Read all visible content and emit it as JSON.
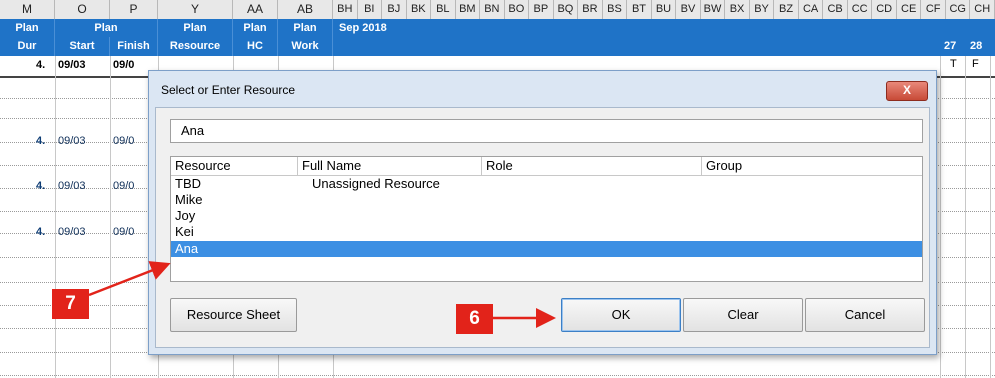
{
  "sheet": {
    "column_headers": [
      "M",
      "O",
      "P",
      "Y",
      "AA",
      "AB"
    ],
    "gantt_column_headers": [
      "BH",
      "BI",
      "BJ",
      "BK",
      "BL",
      "BM",
      "BN",
      "BO",
      "BP",
      "BQ",
      "BR",
      "BS",
      "BT",
      "BU",
      "BV",
      "BW",
      "BX",
      "BY",
      "BZ",
      "CA",
      "CB",
      "CC",
      "CD",
      "CE",
      "CF",
      "CG",
      "CH"
    ],
    "plan_row": [
      "Plan",
      "Plan",
      "Plan",
      "Plan",
      "Plan"
    ],
    "sub_row": [
      "Dur",
      "Start",
      "Finish",
      "Resource",
      "HC",
      "Work"
    ],
    "month_label": "Sep 2018",
    "day_numbers": [
      "27",
      "28"
    ],
    "day_letters": [
      "T",
      "F"
    ],
    "first_row": {
      "dur": "4.",
      "start": "09/03",
      "finish": "09/0"
    },
    "task_rows": [
      {
        "dur": "4.",
        "start": "09/03",
        "finish": "09/0"
      },
      {
        "dur": "4.",
        "start": "09/03",
        "finish": "09/0"
      },
      {
        "dur": "4.",
        "start": "09/03",
        "finish": "09/0"
      }
    ]
  },
  "dialog": {
    "title": "Select or Enter Resource",
    "close_label": "X",
    "entry_value": "Ana",
    "columns": [
      "Resource",
      "Full Name",
      "Role",
      "Group"
    ],
    "rows": [
      {
        "resource": "TBD",
        "full_name": "Unassigned Resource",
        "role": "",
        "group": ""
      },
      {
        "resource": "Mike",
        "full_name": "",
        "role": "",
        "group": ""
      },
      {
        "resource": "Joy",
        "full_name": "",
        "role": "",
        "group": ""
      },
      {
        "resource": "Kei",
        "full_name": "",
        "role": "",
        "group": ""
      },
      {
        "resource": "Ana",
        "full_name": "",
        "role": "",
        "group": "",
        "selected": true
      }
    ],
    "buttons": {
      "resource_sheet": "Resource Sheet",
      "ok": "OK",
      "clear": "Clear",
      "cancel": "Cancel"
    }
  },
  "annotations": {
    "step_7": "7",
    "step_6": "6",
    "color": "#e2231a"
  }
}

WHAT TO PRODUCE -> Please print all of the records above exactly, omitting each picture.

RESULT ->
Read all visible content and emit it as JSON.
{
  "sheet": {
    "column_headers": [
      "M",
      "O",
      "P",
      "Y",
      "AA",
      "AB"
    ],
    "gantt_column_headers": [
      "BH",
      "BI",
      "BJ",
      "BK",
      "BL",
      "BM",
      "BN",
      "BO",
      "BP",
      "BQ",
      "BR",
      "BS",
      "BT",
      "BU",
      "BV",
      "BW",
      "BX",
      "BY",
      "BZ",
      "CA",
      "CB",
      "CC",
      "CD",
      "CE",
      "CF",
      "CG",
      "CH"
    ],
    "plan_row": [
      "Plan",
      "Plan",
      "Plan",
      "Plan",
      "Plan"
    ],
    "sub_row": [
      "Dur",
      "Start",
      "Finish",
      "Resource",
      "HC",
      "Work"
    ],
    "month_label": "Sep 2018",
    "day_numbers": [
      "27",
      "28"
    ],
    "day_letters": [
      "T",
      "F"
    ],
    "first_row": {
      "dur": "4.",
      "start": "09/03",
      "finish": "09/0"
    },
    "task_rows": [
      {
        "dur": "4.",
        "start": "09/03",
        "finish": "09/0"
      },
      {
        "dur": "4.",
        "start": "09/03",
        "finish": "09/0"
      },
      {
        "dur": "4.",
        "start": "09/03",
        "finish": "09/0"
      }
    ]
  },
  "dialog": {
    "title": "Select or Enter Resource",
    "close_label": "X",
    "entry_value": "Ana",
    "columns": [
      "Resource",
      "Full Name",
      "Role",
      "Group"
    ],
    "rows": [
      {
        "resource": "TBD",
        "full_name": "Unassigned Resource",
        "role": "",
        "group": ""
      },
      {
        "resource": "Mike",
        "full_name": "",
        "role": "",
        "group": ""
      },
      {
        "resource": "Joy",
        "full_name": "",
        "role": "",
        "group": ""
      },
      {
        "resource": "Kei",
        "full_name": "",
        "role": "",
        "group": ""
      },
      {
        "resource": "Ana",
        "full_name": "",
        "role": "",
        "group": "",
        "selected": true
      }
    ],
    "buttons": {
      "resource_sheet": "Resource Sheet",
      "ok": "OK",
      "clear": "Clear",
      "cancel": "Cancel"
    }
  },
  "annotations": {
    "step_7": "7",
    "step_6": "6",
    "color": "#e2231a"
  }
}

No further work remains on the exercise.